Mayor of Thessaloniki
This is more than a remarkable tale of survival against overwhelming odds. This is the story of courage, compassion, and character.
The story you’re about to read describes events in the lives of a single Jewish family who hid from Nazi persecution and escaped deportation on the trains to Auschwitz, defying the fate of about 56,000 Thessalonikan Jews.
The theme of man’s inhumanity to man runs throughout this book, and sadly we notice it in our lives today, even coming to accept it. In a sense, many of us have built resistance, an immunity, to taking action and serving those in need.
However, there are also many historic exceptions which exhibit honor and portray humanity’s higher values, and one of them is this story of heroism, personal risk, and sacrifice in our city during the Nazi occupation. These Greek heroes risked their lives and the lives of their children to protect this desperate family.
In addition to those in this story, many citizens in Thessaloniki saw what was happening and became Greek heroes, but not by choice. Acts of heroism are not born from deliberate, conscious thought but rather from the essence of a person’s character. Heroes become heroes because it is in their nature. In reality, the heroes you will see on these pages had no choice because they could do no other.
There was no choice between commitment and betrayal, no choice between character and barbarism, no choice between courage and cowardice. There was no choice, even, between life and death.
These great men and women of Thessaloniki are examples of the capacity for greatness in every one of us, living up to the best attributes of our humanity. Today we have similar opportunities to be moved by the suffering of others, to take action with courage and compassion and relieve their fear and torment.
As the mayor of Thessaloniki, I am proud of the many citizens who, in the past and again today, step forward to guide us through difficult times toward an uncertain future.

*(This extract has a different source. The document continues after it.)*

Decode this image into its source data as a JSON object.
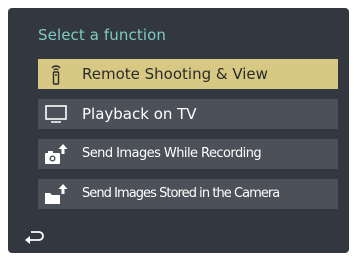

Like the heroes in this story, we now have the opportunity to live more honorable and more charitable lives that express kindness and embrace compassion.
I offer you this message with my best wishes to all of you to take to heart the lessons in this story.
Mayor, Thessaloniki, Greece